Despite graduating from a theater program, a pair of Otterbein alumni find themselves starring not on the stage, but in television shows during the fall season.

Despite graduating from a theater program, a pair of Otterbein alumni find themselves starring not on the stage, but in television shows during the fall season.

Jeremy Bobb (2003) and Cory Michael Smith (2009) both got degrees from Otterbein, graduated from central Ohio high schools and are featured in big-name television shows this year.

Bobb, a Dublin Coffman graduate, is a central character in Steven Soderbergh's Cinemax drama The Knick, which premiered Aug. 8. He portrays Herman Barrow, the hospital's crooked manager.

The veteran actor has experience on the stage, in voice acting and has recently moved toward television, where he says he and Smith are fortunate to be riding a new TV wave.

"We're both kind of coming into our own in the TV world at a time when TV is turning into something it's never been," Bobb said.

"They're starting to figure out that it's kind of flip-flopped. The movie business is starting to be more mainstream, and TV is where you can really write and explore characters."

Since the switch, Bobb has had small roles in House of Cards, Boardwalk Empire and even The Wolf of Wall Street, and has worked with fellow theater man Kevin Spacey. But his large role in The Knick is the highlight of his career.

"It blew my mind," he said. "I couldn't even believe I got that role."

For Bobb, the transition from stage to screen was a necessity. But he said his time at Otterbein and in various professions prepared him well.

"The basic tenets and principles of how to create a role all come from the same kind of place," he said. "But (at Otterbein)I didn't think, 'I need to focus on this or that.' I just tried to learn the process the best I could.

"It doesn't take very much time in the real world to realize that if you want to make any money in this, you've got to be in front of a camera."

Hilliard Darby graduate Smith had a different path. He moved to New York after he left Otterbein, and did a combination of theater and odd jobs -- like nannying and organizing closets -- to pay the bills.

But when he got a break in the HBO miniseries Olive Kitteridge, he started focusing on screen work, and was in two films shortly after. He said his experience in smaller theaters prepared him well.

"Most of the shows I did at Otterbein were plays in smaller theaters," he said. "Professionally, most of my work has been in smaller, off-Broadway theater. ... When it's a small space, you're able to portray a human being more naturally. It can be an experience."

Smith said his role as Edward Nygma -- who eventually will become The Riddler -- in Fox's Gotham, a Batman prequel debuting this weekend, is a dream job.

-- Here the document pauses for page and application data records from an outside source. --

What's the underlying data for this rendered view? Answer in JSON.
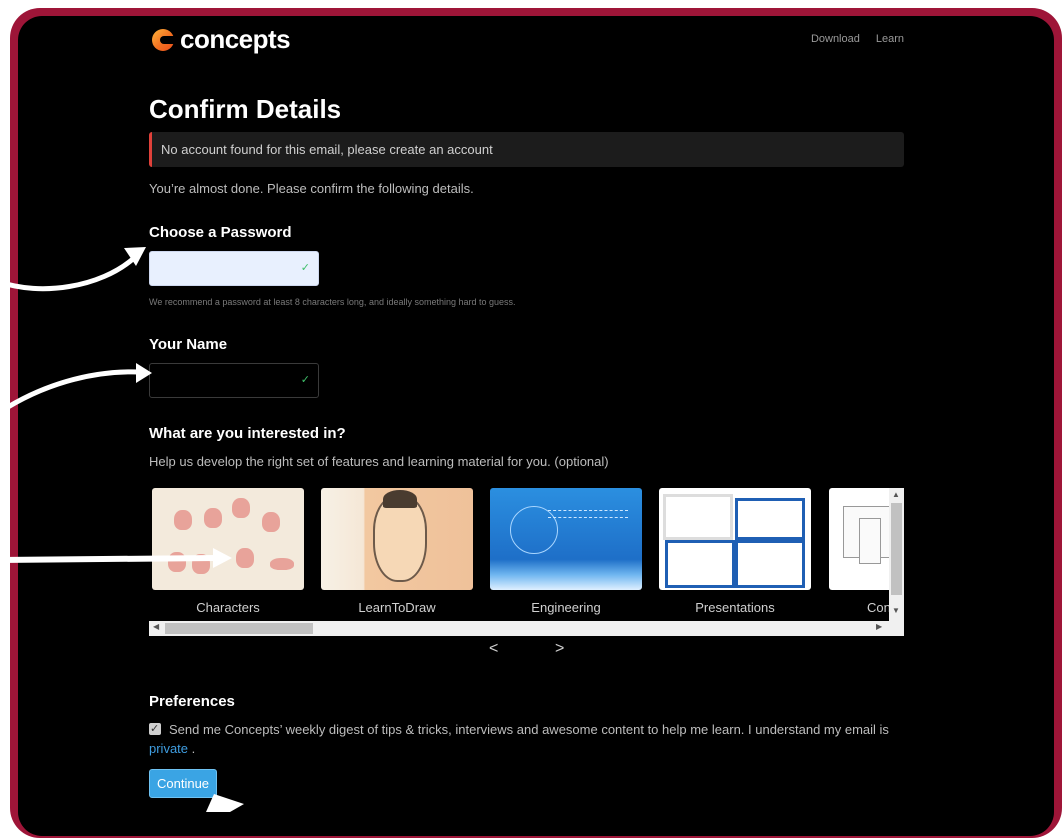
{
  "brand": {
    "name": "concepts",
    "accent": "#f37021",
    "frame_color": "#9e1538"
  },
  "nav": {
    "download": "Download",
    "learn": "Learn"
  },
  "page": {
    "title": "Confirm Details",
    "alert": "No account found for this email, please create an account",
    "intro": "You’re almost done. Please confirm the following details."
  },
  "password": {
    "label": "Choose a Password",
    "value": "",
    "hint": "We recommend a password at least 8 characters long, and ideally something hard to guess.",
    "valid_icon": "check-icon"
  },
  "name": {
    "label": "Your Name",
    "value": "",
    "valid_icon": "check-icon"
  },
  "interests": {
    "title": "What are you interested in?",
    "subtitle": "Help us develop the right set of features and learning material for you. (optional)",
    "cards": [
      {
        "label": "Characters"
      },
      {
        "label": "LearnToDraw"
      },
      {
        "label": "Engineering"
      },
      {
        "label": "Presentations"
      },
      {
        "label": "Con"
      }
    ],
    "prev": "<",
    "next": ">"
  },
  "preferences": {
    "title": "Preferences",
    "checked": true,
    "text_before": "Send me Concepts’ weekly digest of tips & tricks, interviews and awesome content to help me learn. I understand my email is ",
    "link": "private",
    "text_after": " ."
  },
  "continue_button": "Continue"
}
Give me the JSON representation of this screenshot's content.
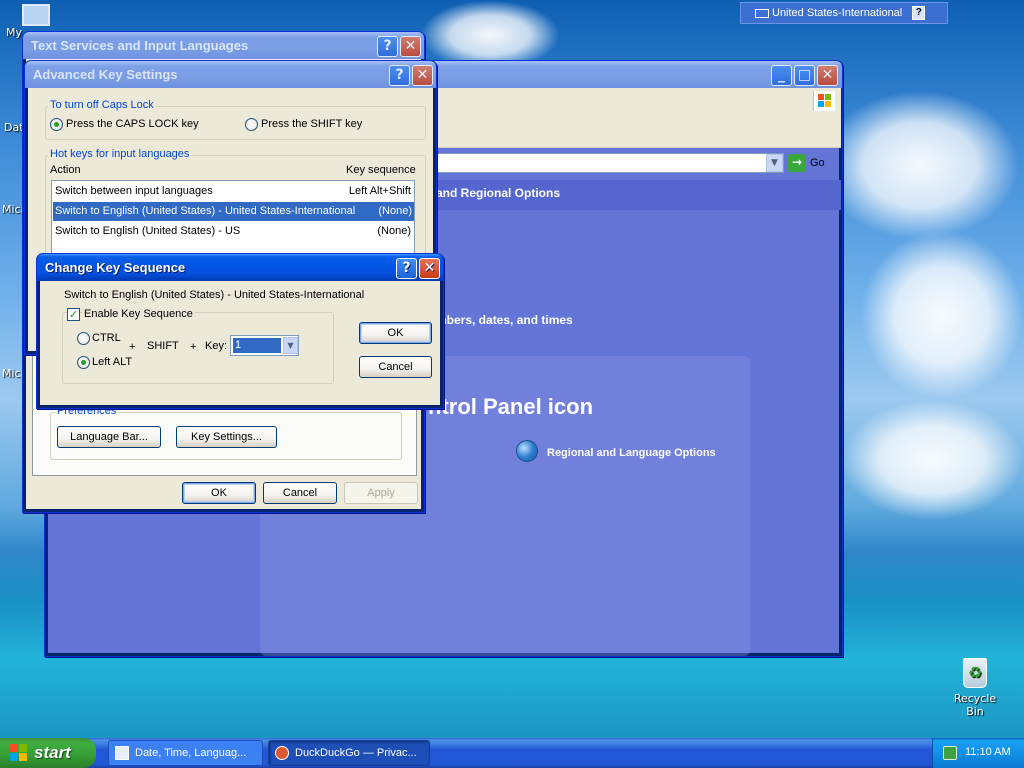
{
  "desktop": {
    "icons": [
      "My",
      "Dat",
      "Micro",
      "Micro",
      "Recycle Bin"
    ]
  },
  "language_bar": {
    "language": "United States-International",
    "help": "?"
  },
  "control_panel": {
    "go_label": "Go",
    "crumb": "and Regional Options",
    "pick_task": "mbers, dates, and times",
    "pick_icon_heading": "ntrol Panel icon",
    "item": "Regional and Language Options"
  },
  "text_services": {
    "title": "Text Services and Input Languages",
    "preferences_label": "Preferences",
    "language_bar_button": "Language Bar...",
    "key_settings_button": "Key Settings...",
    "ok": "OK",
    "cancel": "Cancel",
    "apply": "Apply"
  },
  "advanced_key": {
    "title": "Advanced Key Settings",
    "caps_group": "To turn off Caps Lock",
    "caps_option": "Press the CAPS LOCK key",
    "shift_option": "Press the SHIFT key",
    "hotkeys_group": "Hot keys for input languages",
    "col_action": "Action",
    "col_sequence": "Key sequence",
    "rows": [
      {
        "action": "Switch between input languages",
        "sequence": "Left Alt+Shift"
      },
      {
        "action": "Switch to English (United States) - United States-International",
        "sequence": "(None)"
      },
      {
        "action": "Switch to English (United States) - US",
        "sequence": "(None)"
      }
    ]
  },
  "change_key": {
    "title": "Change Key Sequence",
    "subtitle": "Switch to English (United States) - United States-International",
    "enable_label": "Enable Key Sequence",
    "ctrl_label": "CTRL",
    "left_alt_label": "Left ALT",
    "plus": "+",
    "shift_label": "SHIFT",
    "key_label": "Key:",
    "key_value": "1",
    "ok": "OK",
    "cancel": "Cancel"
  },
  "taskbar": {
    "start": "start",
    "tasks": [
      "Date, Time, Languag...",
      "DuckDuckGo — Privac..."
    ],
    "clock": "11:10 AM"
  }
}
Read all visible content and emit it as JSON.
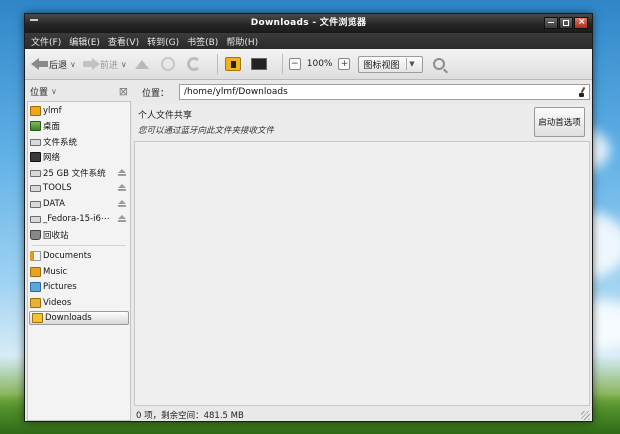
{
  "window": {
    "title": "Downloads - 文件浏览器"
  },
  "menu": [
    "文件(F)",
    "编辑(E)",
    "查看(V)",
    "转到(G)",
    "书签(B)",
    "帮助(H)"
  ],
  "toolbar": {
    "back_label": "后退",
    "forward_label": "前进",
    "zoom": "100%",
    "view_mode": "图标视图"
  },
  "sidebar": {
    "header": "位置",
    "items": [
      {
        "label": "ylmf",
        "icon": "home-folder-icon"
      },
      {
        "label": "桌面",
        "icon": "desktop-icon"
      },
      {
        "label": "文件系统",
        "icon": "drive-icon"
      },
      {
        "label": "网络",
        "icon": "network-icon"
      },
      {
        "label": "25 GB 文件系统",
        "icon": "drive-icon",
        "eject": true
      },
      {
        "label": "TOOLS",
        "icon": "drive-icon",
        "eject": true
      },
      {
        "label": "DATA",
        "icon": "drive-icon",
        "eject": true
      },
      {
        "label": "_Fedora-15-i6⋯",
        "icon": "drive-icon",
        "eject": true
      },
      {
        "label": "回收站",
        "icon": "trash-icon"
      },
      {
        "label": "Documents",
        "icon": "documents-icon"
      },
      {
        "label": "Music",
        "icon": "music-icon"
      },
      {
        "label": "Pictures",
        "icon": "pictures-icon"
      },
      {
        "label": "Videos",
        "icon": "videos-icon"
      },
      {
        "label": "Downloads",
        "icon": "downloads-icon",
        "active": true
      }
    ]
  },
  "location": {
    "label": "位置：",
    "path": "/home/ylmf/Downloads"
  },
  "share": {
    "title": "个人文件共享",
    "description": "您可以通过蓝牙向此文件夹接收文件",
    "button": "启动首选项"
  },
  "status": "0 项，剩余空间：481.5 MB"
}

"I'm not evil or doing anything bad yet," he laughed. "I'm just a young guy in his job. He's mathematically minded, loves wordplay, loves solving things. He's brilliant at his job, and he knows it.

"You just see him get mistreated and misunderstood. ... I get to start pretty far away from doing bad things, which is nice."

Gotham's 16-episode season premiers soon, and could be extended to a longer run with success. Meanwhile, Bobb's The Knick was already picked up for a second season before premiering in August.

For both men, it's an exciting time to be an actor. And while both have high aspirations, neither of them is sure what the future holds.

"I don't know what will happen next, I really have no idea," Bobb said. "There have been moments where that's a scary thing to say. But that's not really the situation any more. It's an unknown that I have sort of a smiley face under."